### [Task details]
Scan the records below for the string "this" and return every line where it appears.

====== Data provided

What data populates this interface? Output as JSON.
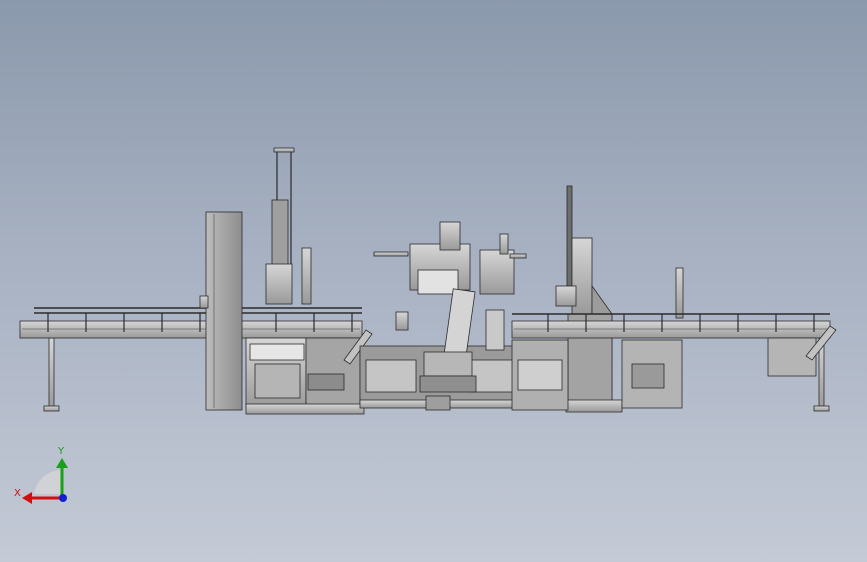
{
  "viewport": {
    "background_top": "#8b99ac",
    "background_bottom": "#c4cad6",
    "model_description_icon": "packaging-line-model"
  },
  "triad": {
    "x_label": "X",
    "y_label": "Y",
    "x_color": "#d01010",
    "y_color": "#18a018",
    "z_color": "#1020d0"
  },
  "palette": {
    "metal_light": "#c9c9c9",
    "metal_mid": "#a8a8a8",
    "metal_dark": "#7a7a7a",
    "edge": "#2b2b2b"
  }
}
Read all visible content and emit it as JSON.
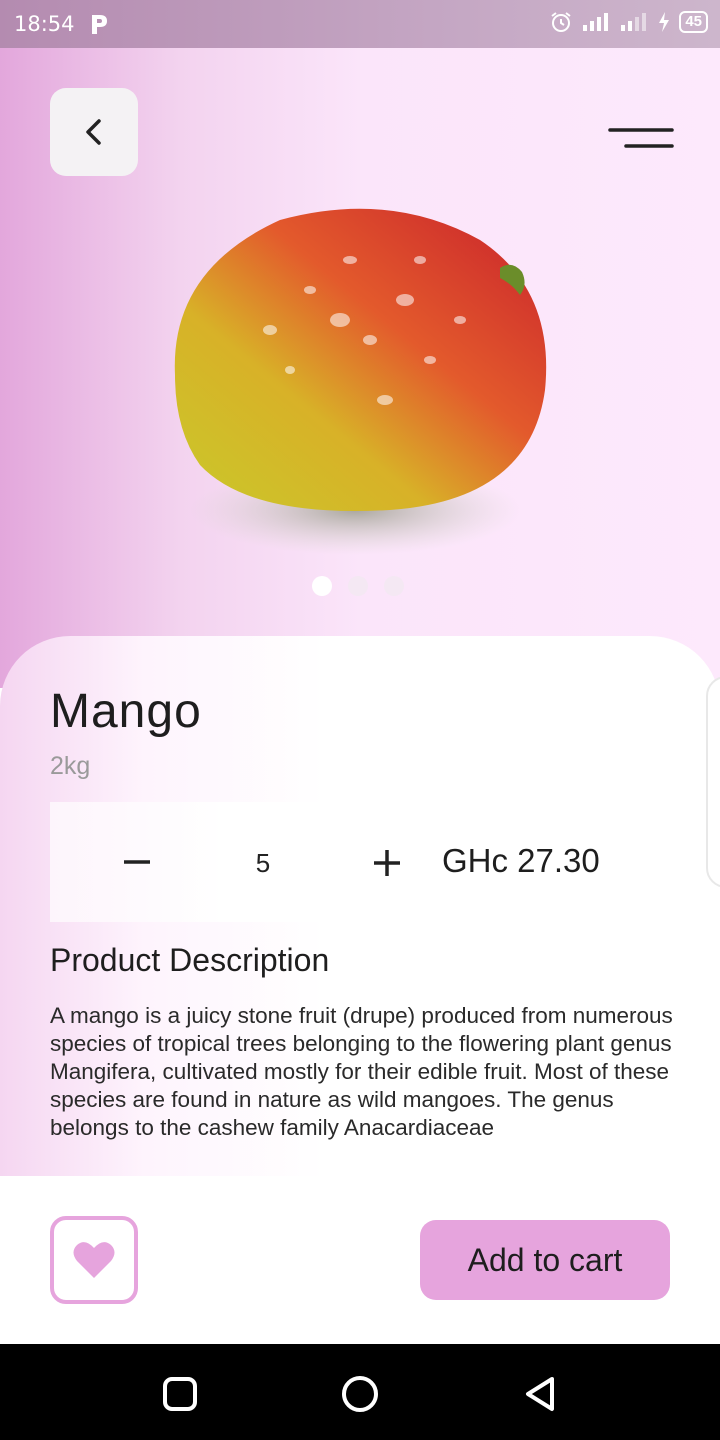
{
  "status_bar": {
    "time": "18:54",
    "battery": "45"
  },
  "header": {
    "back_icon": "chevron-left-icon",
    "menu_icon": "menu-icon"
  },
  "carousel": {
    "image": "mango",
    "dots": 3,
    "active_index": 0
  },
  "product": {
    "name": "Mango",
    "weight": "2kg",
    "quantity": "5",
    "price": "GHc 27.30",
    "description_title": "Product Description",
    "description": "A mango is a juicy stone fruit (drupe) produced from numerous species of tropical trees belonging to the flowering plant genus Mangifera, cultivated mostly for their edible fruit. Most of these species are found in nature as wild mangoes. The genus belongs to the cashew family Anacardiaceae"
  },
  "actions": {
    "favorite_icon": "heart-icon",
    "add_to_cart": "Add to cart"
  },
  "colors": {
    "accent": "#e6a4dd",
    "hero_left": "#e3a7dc",
    "hero_right": "#fde9fc"
  }
}
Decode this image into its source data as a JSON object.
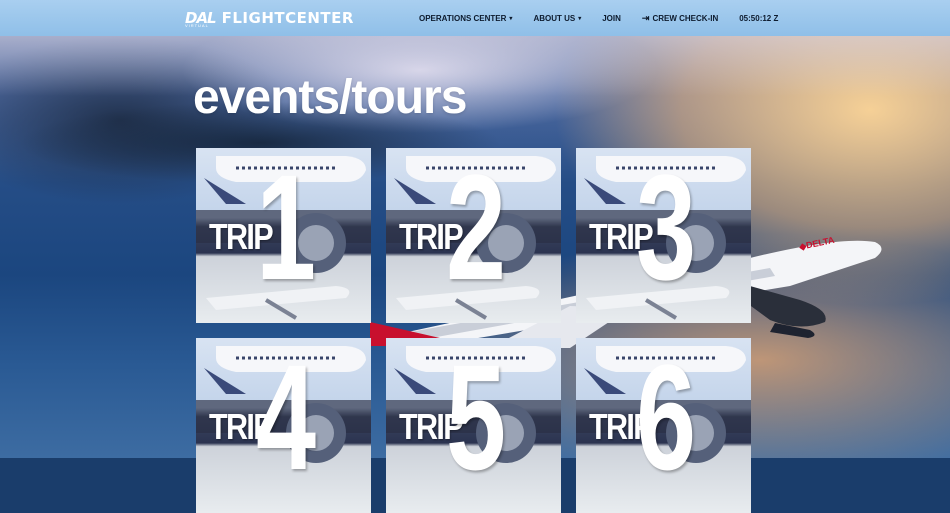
{
  "brand": {
    "mark": "DAL",
    "name": "FLIGHTCENTER",
    "sub": "VIRTUAL"
  },
  "nav": {
    "items": [
      {
        "label": "OPERATIONS CENTER",
        "dropdown": true,
        "icon": "chevron-down-icon"
      },
      {
        "label": "ABOUT US",
        "dropdown": true,
        "icon": "chevron-down-icon"
      },
      {
        "label": "JOIN",
        "dropdown": false
      },
      {
        "label": "CREW CHECK-IN",
        "dropdown": false,
        "icon": "sign-in-icon"
      },
      {
        "label": "05:50:12 Z",
        "dropdown": false
      }
    ]
  },
  "page": {
    "title": "events/tours"
  },
  "tours": [
    {
      "word": "TRIP",
      "number": "1"
    },
    {
      "word": "TRIP",
      "number": "2"
    },
    {
      "word": "TRIP",
      "number": "3"
    },
    {
      "word": "TRIP",
      "number": "4"
    },
    {
      "word": "TRIP",
      "number": "5"
    },
    {
      "word": "TRIP",
      "number": "6"
    }
  ],
  "colors": {
    "navbar": "#9fc8ee",
    "nav_text": "#0d1b2e",
    "delta_red": "#c8102e",
    "title": "#ffffff"
  }
}
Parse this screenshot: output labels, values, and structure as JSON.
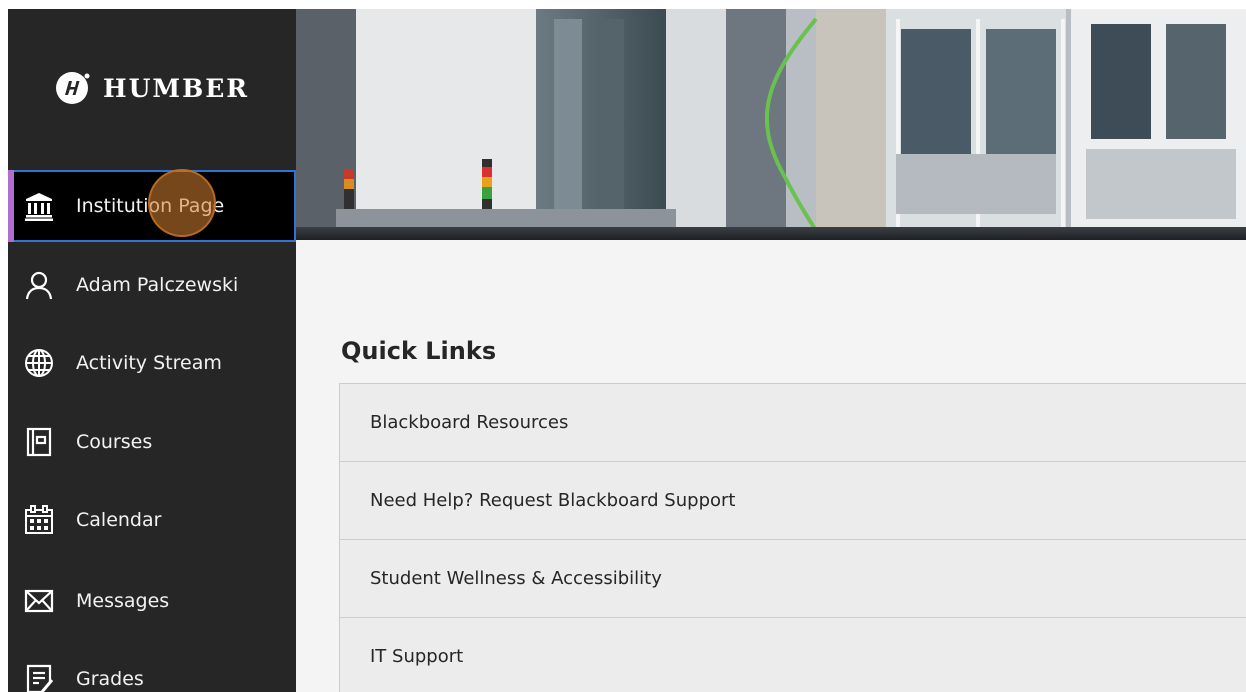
{
  "sidebar": {
    "logo_text": "HUMBER",
    "items": [
      {
        "label": "Institution Page",
        "icon": "institution-icon",
        "active": true
      },
      {
        "label": "Adam Palczewski",
        "icon": "user-icon"
      },
      {
        "label": "Activity Stream",
        "icon": "globe-icon"
      },
      {
        "label": "Courses",
        "icon": "courses-icon"
      },
      {
        "label": "Calendar",
        "icon": "calendar-icon"
      },
      {
        "label": "Messages",
        "icon": "envelope-icon"
      },
      {
        "label": "Grades",
        "icon": "grades-icon"
      }
    ]
  },
  "main": {
    "quick_links_heading": "Quick Links",
    "quick_links": [
      "Blackboard Resources",
      "Need Help? Request Blackboard Support",
      "Student Wellness & Accessibility",
      "IT Support"
    ]
  },
  "colors": {
    "sidebar_bg": "#262626",
    "active_outline": "#2f74d0",
    "active_marker": "#b06fd0"
  }
}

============

### [Problem solution]
What data populates this interface? Output as JSON.
Decode this image into its source data as a JSON object.
Parse this screenshot: output labels, values, and structure as JSON.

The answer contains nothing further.